Humboldt County Historical Society

Humboldt Historian

Spring 2010

Cover Spring 10.jpg

Volume 58, No. 1

8 - THE MURDER OF LUCY ROMERO - by Lynette Mullen

Death returns to claim a survivor of the Indian Island massacre.

14 - FINDING SILVA - SURVIVOR OF THE 1860 MASSACRES - by Suzanne Sevier McBride

The search for a missing ancestor uncovers the lost history of a massacre survivor.

19 - BRET HARTE - VOICE OF HUMANITY - by Suzanne Forsyth

It was “but simple humanity” to feel for the victims and abhor the killers, yet only one person dared to express this sentiment before the public.


“Holding kindness in our hearts, reconnecting the broken threads.”



New to the HCHS Collections: memories of railroad fever, redwoods, and moonlit travels.

30 - THE BLAKES GO TO HOLLYWOOD - by Charlie Blake

Fiftieth wedding anniversary surprises for
Charlie and Nellie.

34 - MR. PAGE AND THE OLD LADY OF MAIN STREET - by James Pegolotti

The author’s four years at Ferndale High with Mr. Page were the last years of the “Old Lady.”

For at least one thousand years Indian Island in Humboldt Bay has been the center of the Wiyot world. Each February up until 1860 a seven to ten day World Renewal Ceremony was held here to restore balance to the world as the Wiyot new year began. During the weeklong ceremony, the men would leave the island overnight to replenish supplies, while the elders, women, and children remained on the island to rest.

It was during such a night on February 26, 1860, 150 years ago, that whites paddled canoes to the island and killed those who were resting undefended there, as well as at two other Wiyot villages.

There were very few survivors. This issue of the Humboldt Historian contains the stories of two of them, told here for the first time. The story of Lucy Romero, presented by Lynette Mullen, appears on page 8, and the story of Silva, told by Suzanne McBride, appears on page 14.

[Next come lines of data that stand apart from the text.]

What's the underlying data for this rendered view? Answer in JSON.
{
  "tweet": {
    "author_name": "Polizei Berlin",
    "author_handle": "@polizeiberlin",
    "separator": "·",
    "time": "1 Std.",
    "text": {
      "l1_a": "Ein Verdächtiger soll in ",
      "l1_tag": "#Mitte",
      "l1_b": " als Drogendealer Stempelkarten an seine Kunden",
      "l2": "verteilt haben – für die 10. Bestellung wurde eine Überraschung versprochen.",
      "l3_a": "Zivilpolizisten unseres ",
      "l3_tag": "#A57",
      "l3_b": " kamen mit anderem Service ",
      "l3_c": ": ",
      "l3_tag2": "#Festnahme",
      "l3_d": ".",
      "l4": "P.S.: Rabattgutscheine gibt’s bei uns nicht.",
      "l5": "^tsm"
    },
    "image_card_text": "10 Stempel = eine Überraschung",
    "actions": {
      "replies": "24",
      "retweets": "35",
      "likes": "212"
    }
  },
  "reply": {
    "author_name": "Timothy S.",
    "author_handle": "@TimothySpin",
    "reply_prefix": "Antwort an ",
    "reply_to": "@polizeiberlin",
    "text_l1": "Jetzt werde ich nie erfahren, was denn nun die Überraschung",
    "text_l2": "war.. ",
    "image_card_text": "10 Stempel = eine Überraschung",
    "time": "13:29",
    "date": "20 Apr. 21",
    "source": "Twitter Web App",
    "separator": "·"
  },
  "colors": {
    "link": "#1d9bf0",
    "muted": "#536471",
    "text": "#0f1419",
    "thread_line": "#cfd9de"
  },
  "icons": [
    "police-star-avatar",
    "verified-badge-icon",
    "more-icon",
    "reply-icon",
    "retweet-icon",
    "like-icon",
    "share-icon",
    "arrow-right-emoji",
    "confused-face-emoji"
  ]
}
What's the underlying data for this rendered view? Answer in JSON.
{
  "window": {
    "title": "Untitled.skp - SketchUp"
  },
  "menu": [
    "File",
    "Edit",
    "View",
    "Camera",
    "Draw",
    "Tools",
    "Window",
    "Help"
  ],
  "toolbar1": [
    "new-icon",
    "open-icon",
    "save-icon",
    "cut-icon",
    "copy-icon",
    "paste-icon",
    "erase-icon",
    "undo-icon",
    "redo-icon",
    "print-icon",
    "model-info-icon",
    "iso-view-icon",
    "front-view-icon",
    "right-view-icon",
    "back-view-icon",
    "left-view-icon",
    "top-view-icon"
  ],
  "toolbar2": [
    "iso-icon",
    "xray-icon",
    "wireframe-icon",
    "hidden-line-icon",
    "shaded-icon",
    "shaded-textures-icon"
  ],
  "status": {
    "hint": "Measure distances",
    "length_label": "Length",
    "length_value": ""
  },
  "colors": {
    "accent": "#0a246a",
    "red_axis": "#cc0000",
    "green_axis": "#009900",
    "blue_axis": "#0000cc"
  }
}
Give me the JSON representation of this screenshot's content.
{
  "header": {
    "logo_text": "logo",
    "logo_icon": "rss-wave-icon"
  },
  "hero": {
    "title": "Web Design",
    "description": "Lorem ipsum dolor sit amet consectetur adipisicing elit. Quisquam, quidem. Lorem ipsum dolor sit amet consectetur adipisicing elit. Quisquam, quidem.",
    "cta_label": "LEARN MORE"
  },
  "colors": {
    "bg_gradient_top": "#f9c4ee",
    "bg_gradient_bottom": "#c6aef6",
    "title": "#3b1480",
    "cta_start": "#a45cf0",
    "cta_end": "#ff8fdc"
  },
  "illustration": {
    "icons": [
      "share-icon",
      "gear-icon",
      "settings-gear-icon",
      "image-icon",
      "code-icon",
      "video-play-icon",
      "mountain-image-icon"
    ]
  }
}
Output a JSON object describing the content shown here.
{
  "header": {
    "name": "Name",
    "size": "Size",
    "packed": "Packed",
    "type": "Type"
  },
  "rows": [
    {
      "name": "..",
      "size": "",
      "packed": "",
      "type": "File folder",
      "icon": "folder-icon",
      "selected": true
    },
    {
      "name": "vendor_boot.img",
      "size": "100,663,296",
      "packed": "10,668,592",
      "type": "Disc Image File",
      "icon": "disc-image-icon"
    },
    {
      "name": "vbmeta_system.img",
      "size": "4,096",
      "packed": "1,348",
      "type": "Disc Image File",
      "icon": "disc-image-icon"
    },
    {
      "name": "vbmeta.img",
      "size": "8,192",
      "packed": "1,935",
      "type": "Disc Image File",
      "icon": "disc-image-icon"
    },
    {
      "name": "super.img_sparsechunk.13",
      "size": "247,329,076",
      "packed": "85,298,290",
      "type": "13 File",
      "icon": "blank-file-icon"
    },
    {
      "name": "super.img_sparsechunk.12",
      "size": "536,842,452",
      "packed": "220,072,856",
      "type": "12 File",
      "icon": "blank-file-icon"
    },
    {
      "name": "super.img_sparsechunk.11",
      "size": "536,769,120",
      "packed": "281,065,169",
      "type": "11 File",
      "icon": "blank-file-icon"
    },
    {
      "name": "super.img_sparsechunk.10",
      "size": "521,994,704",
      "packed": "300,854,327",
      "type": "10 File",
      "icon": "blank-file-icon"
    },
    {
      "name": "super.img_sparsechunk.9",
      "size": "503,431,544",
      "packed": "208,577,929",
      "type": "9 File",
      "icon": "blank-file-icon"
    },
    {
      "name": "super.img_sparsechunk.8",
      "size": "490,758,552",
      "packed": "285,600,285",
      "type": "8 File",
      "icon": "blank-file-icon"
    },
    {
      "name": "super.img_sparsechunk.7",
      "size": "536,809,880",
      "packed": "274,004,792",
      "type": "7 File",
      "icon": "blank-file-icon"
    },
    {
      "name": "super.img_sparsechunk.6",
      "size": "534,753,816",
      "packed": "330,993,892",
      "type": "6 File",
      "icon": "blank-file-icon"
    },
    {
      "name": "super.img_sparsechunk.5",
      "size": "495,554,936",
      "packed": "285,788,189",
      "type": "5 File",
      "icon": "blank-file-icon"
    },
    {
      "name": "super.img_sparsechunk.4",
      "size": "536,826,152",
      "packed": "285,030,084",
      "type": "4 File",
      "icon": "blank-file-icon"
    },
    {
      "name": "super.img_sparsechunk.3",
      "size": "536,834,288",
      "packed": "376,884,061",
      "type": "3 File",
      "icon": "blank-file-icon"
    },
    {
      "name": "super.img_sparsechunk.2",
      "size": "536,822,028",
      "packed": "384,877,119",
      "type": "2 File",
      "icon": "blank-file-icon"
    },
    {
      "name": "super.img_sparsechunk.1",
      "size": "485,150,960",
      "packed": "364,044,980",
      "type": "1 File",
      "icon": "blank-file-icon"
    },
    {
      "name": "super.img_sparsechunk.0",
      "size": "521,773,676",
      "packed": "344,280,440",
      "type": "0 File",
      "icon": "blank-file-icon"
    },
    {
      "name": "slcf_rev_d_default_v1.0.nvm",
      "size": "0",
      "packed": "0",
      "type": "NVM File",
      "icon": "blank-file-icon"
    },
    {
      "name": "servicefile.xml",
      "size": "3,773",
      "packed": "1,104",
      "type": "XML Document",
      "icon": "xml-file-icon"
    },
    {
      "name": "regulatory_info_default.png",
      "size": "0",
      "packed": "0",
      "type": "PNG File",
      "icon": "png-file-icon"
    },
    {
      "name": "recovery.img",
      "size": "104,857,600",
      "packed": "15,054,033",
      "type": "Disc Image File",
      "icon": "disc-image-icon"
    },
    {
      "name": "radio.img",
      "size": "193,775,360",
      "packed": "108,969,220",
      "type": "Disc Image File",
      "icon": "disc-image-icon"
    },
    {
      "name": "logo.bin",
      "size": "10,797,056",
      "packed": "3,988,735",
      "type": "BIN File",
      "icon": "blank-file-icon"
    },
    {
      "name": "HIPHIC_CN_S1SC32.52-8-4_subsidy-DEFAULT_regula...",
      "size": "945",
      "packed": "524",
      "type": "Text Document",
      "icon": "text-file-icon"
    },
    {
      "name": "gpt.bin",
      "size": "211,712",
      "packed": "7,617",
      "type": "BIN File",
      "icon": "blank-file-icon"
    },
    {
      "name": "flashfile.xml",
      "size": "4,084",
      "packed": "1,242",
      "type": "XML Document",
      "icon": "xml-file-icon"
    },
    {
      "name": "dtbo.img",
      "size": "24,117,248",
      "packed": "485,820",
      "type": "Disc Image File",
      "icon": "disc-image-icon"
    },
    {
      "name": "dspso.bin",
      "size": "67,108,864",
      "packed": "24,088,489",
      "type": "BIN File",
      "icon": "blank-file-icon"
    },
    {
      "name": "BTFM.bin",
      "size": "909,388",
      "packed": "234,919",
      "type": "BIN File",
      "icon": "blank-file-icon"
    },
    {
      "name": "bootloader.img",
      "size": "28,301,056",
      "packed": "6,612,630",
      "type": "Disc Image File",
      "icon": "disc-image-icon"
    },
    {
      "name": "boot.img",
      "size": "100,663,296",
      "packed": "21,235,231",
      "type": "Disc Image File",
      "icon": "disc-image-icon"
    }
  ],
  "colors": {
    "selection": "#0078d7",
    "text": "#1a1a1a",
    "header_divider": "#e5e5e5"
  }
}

In connecting us to the past through two individual lives, these stories enable us to step toward an era in our history so dire that we struggle to take it in. We wonder how such a brutal effort at extermination could happen, and what we ourselves might have thought and feared, done or failed to do, had we been alive during that time. To provoke such questions is one of the important gifts that history offers us. As the historian Margaret MacMillan writes, “If the study of history does nothing more than teach us humility, skepticism and awareness of ourselves, then it has done something useful.”*

Another historian, our own Jerry Rohde, contemplates the painful history of Indian massacres and their aftereffects in “Our Collective Conscience,” on page 22. He is right to remind us that although the human capacity for cruelty is staggering, our capacity for compassion, forgiveness, and resilience is also powerful, and lights our way.

Because of our united efforts and deeds of support, there will again one day be a World Renewal Ceremony on Indian Island—a ceremony brought forth from the the past to heal the present, a ceremony to restore and renew our shared world.

*Margaret MacMillan, Dangerous Games: The Uses and Abuses of History, 2009.
— From the Editor